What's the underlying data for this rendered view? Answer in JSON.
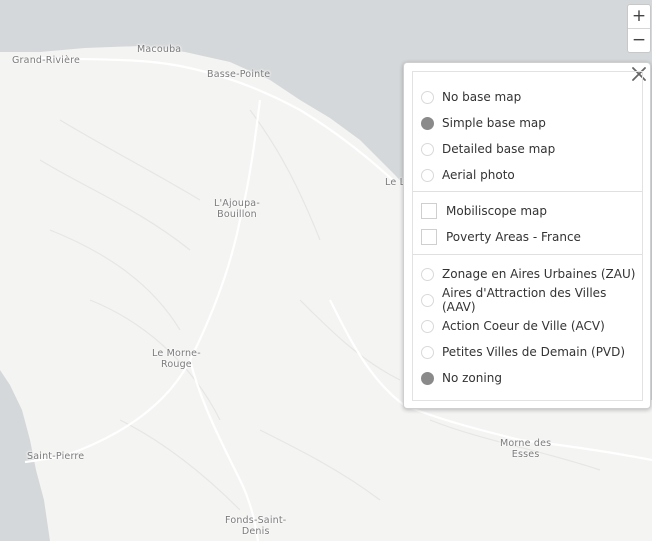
{
  "map": {
    "colors": {
      "land": "#f4f4f3",
      "sea": "#d5d8da",
      "road": "#ffffff",
      "relief": "#e9e9e8"
    },
    "places": [
      {
        "id": "grand-riviere",
        "label": "Grand-Rivière"
      },
      {
        "id": "macouba",
        "label": "Macouba"
      },
      {
        "id": "basse-pointe",
        "label": "Basse-Pointe"
      },
      {
        "id": "le-lorrain",
        "label": "Le L"
      },
      {
        "id": "ajoupa-bouillon",
        "label": "L'Ajoupa-\nBouillon"
      },
      {
        "id": "morne-rouge",
        "label": "Le Morne-\nRouge"
      },
      {
        "id": "saint-pierre",
        "label": "Saint-Pierre"
      },
      {
        "id": "morne-des-esses",
        "label": "Morne des\nEsses"
      },
      {
        "id": "fonds-saint-denis",
        "label": "Fonds-Saint-\nDenis"
      }
    ]
  },
  "zoom": {
    "in_label": "+",
    "out_label": "−"
  },
  "layers": {
    "close_icon": "close-icon",
    "basemaps": [
      {
        "label": "No base map",
        "checked": false
      },
      {
        "label": "Simple base map",
        "checked": true
      },
      {
        "label": "Detailed base map",
        "checked": false
      },
      {
        "label": "Aerial photo",
        "checked": false
      }
    ],
    "overlays": [
      {
        "label": "Mobiliscope map",
        "checked": false
      },
      {
        "label": "Poverty Areas - France",
        "checked": false
      }
    ],
    "zonings": [
      {
        "label": "Zonage en Aires Urbaines (ZAU)",
        "checked": false
      },
      {
        "label": "Aires d'Attraction des Villes (AAV)",
        "checked": false
      },
      {
        "label": "Action Coeur de Ville (ACV)",
        "checked": false
      },
      {
        "label": "Petites Villes de Demain (PVD)",
        "checked": false
      },
      {
        "label": "No zoning",
        "checked": true
      }
    ]
  }
}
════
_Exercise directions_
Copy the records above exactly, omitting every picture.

_Response to the task_
What's the underlying data for this rendered view? Answer in JSON.
{
  "map": {
    "colors": {
      "land": "#f4f4f3",
      "sea": "#d5d8da",
      "road": "#ffffff",
      "relief": "#e9e9e8"
    },
    "places": [
      {
        "id": "grand-riviere",
        "label": "Grand-Rivière"
      },
      {
        "id": "macouba",
        "label": "Macouba"
      },
      {
        "id": "basse-pointe",
        "label": "Basse-Pointe"
      },
      {
        "id": "le-lorrain",
        "label": "Le L"
      },
      {
        "id": "ajoupa-bouillon",
        "label": "L'Ajoupa-\nBouillon"
      },
      {
        "id": "morne-rouge",
        "label": "Le Morne-\nRouge"
      },
      {
        "id": "saint-pierre",
        "label": "Saint-Pierre"
      },
      {
        "id": "morne-des-esses",
        "label": "Morne des\nEsses"
      },
      {
        "id": "fonds-saint-denis",
        "label": "Fonds-Saint-\nDenis"
      }
    ]
  },
  "zoom": {
    "in_label": "+",
    "out_label": "−"
  },
  "layers": {
    "close_icon": "close-icon",
    "basemaps": [
      {
        "label": "No base map",
        "checked": false
      },
      {
        "label": "Simple base map",
        "checked": true
      },
      {
        "label": "Detailed base map",
        "checked": false
      },
      {
        "label": "Aerial photo",
        "checked": false
      }
    ],
    "overlays": [
      {
        "label": "Mobiliscope map",
        "checked": false
      },
      {
        "label": "Poverty Areas - France",
        "checked": false
      }
    ],
    "zonings": [
      {
        "label": "Zonage en Aires Urbaines (ZAU)",
        "checked": false
      },
      {
        "label": "Aires d'Attraction des Villes (AAV)",
        "checked": false
      },
      {
        "label": "Action Coeur de Ville (ACV)",
        "checked": false
      },
      {
        "label": "Petites Villes de Demain (PVD)",
        "checked": false
      },
      {
        "label": "No zoning",
        "checked": true
      }
    ]
  }
}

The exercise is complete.